> About this exercise:
Of all the lines in this material, how many have the word "icon"? Give only the number.

> Given information:
===============
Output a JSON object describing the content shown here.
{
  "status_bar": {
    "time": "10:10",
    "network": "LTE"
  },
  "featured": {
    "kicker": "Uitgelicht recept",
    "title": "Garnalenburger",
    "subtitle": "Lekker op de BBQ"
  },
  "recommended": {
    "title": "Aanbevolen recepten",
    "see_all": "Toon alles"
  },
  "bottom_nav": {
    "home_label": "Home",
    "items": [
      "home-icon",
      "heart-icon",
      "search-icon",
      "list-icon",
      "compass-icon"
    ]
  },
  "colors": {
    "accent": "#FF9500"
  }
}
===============
> Answer space:
5